New York, like all other states, observes a statute of limitations for filing a medical malpractice lawsuit. Under this law, plaintiffs who believe they have grounds for medical malpractice cases must file an action with the appropriate court system within a certain time frame.
Plaintiffs generally have two years and six months from the date that the medical malpractice occurred, per CPLR § 214-A. If that malpractice resulted from ongoing treatment, the 30-month clock begins to run on the date the treatment concludes. There may be circumstances when the time limit is significantly shorter, such as when pursuing a claim against a municipal entity, such as a county or state hospital.
Failure to comply with this rule could result in a judge dismissing the case, although there could be exceptions to this strict deadline in some situations. We can help ensure you meet this deadline if you contact our team in time.
Limited Discovery Exceptions to the Statute of Limitations
An important exception to the statute of limitations exists in New York. The limited discovery rule applies to situations in which a plaintiff may not reasonably discover an injury until after the standard statute of limitations passes.
Under the limited discovery rule, a plaintiff may have a different statute of limitations only if a foreign object was left in a patient’s body (such as after surgery). In this case, a plaintiff has one year from the discovery of the foreign object to file a claim.
Additionally, New York’s Lavern’s Law expanded the discovery rule in cancer misdiagnosis cases so that the statute of limitations runs from the patient’s diagnosis with cancer.
Cases involving Minor Children
New York, along with many other states, also has an exception for cases involving minor children. When medical malpractice occurs in the treatment of a child, the statutory clock does not begin to run until after the child’s 18th birthday. However, regardless of the child’s age when medical malpractice occurred, you cannot extend the suit more than 10 years from the date of the occurrence.
Consequences for Missing Deadlines
If filers attempt to file civil cases for medical malpractice after the deadline occurs, they will likely lose the right to sue their health care providers–unless one of the exceptions outlined above applies. It’s imperative to consult a personal injury attorney as soon as possible after an alleged act of medical malpractice occurs.
Call Our Team to Determine if You Have a Malpractice Case

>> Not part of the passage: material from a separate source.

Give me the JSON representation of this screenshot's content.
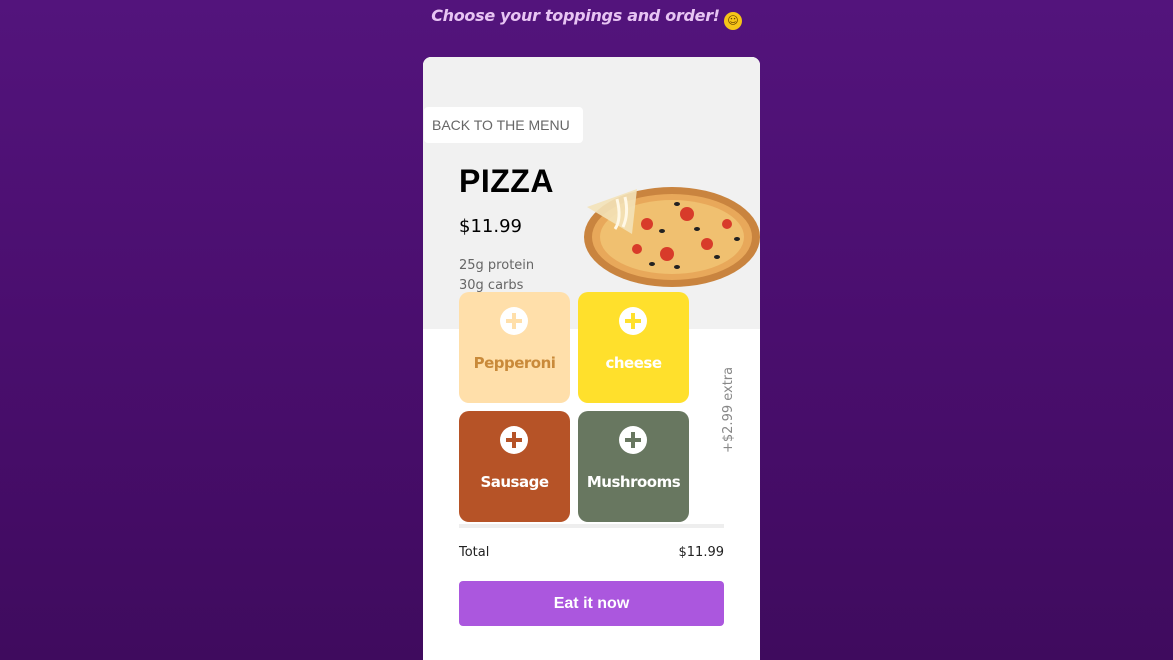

In general, you may have a malpractice case if a medical provider did not provide you adequate care and their failure led to your injuries. This may sound straightforward in theory, but many malpractice cases can be less obvious.
If you believe a health care provider committed negligence – or if you aren’t sure if your case constitutes malpractice – you can learn what legal options are available by contacting our team. You can ask us any questions you may have about getting started with a claim or lawsuit, such as:

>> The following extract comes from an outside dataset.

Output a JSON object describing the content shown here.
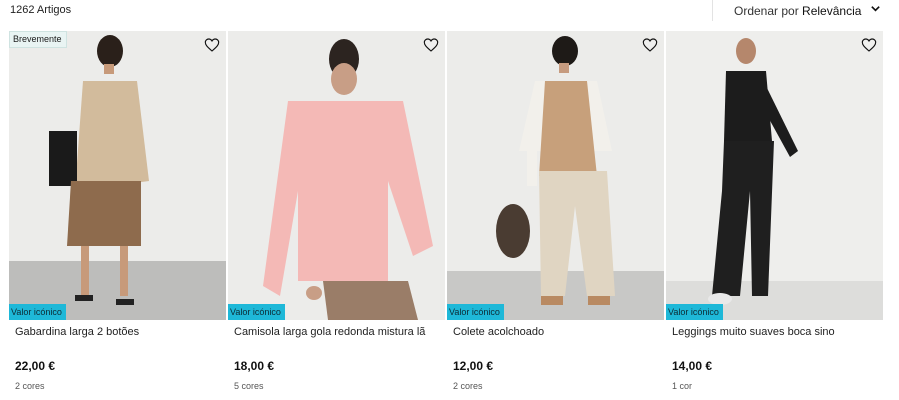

- What forms of damages you could qualify to seek, including pain and suffering
- How the statute of limitations could affect your case
- How we work with our clients throughout the process of an injury claim
- Our experience with medical malpractice cases
- And more
We know that many injury victims wait to seek legal representation because they have many questions about their cases.
You may also be concerned about what it will take to hold your care provider accountable. Medical malpractice claims play an important role in our civil justice system by keeping health care providers accountable and giving victims of negligence an important form of recourse. We can stand by your side and speak for the facts of your case throughout the whole process.
You don’t have to let your questions and concerns hold you back from starting the process. Call us today.
Our Medical Malpractice Lawyers Serving Nassau County Can Help
Doctors are trusted with the responsibility of helping people heal and recover from injuries and ailments. If a doctor harms you because of an unreasonable or neglectful decision, you deserve the chance to seek compensation. Contact Rosenberg & Gluck, L.L.P. for help at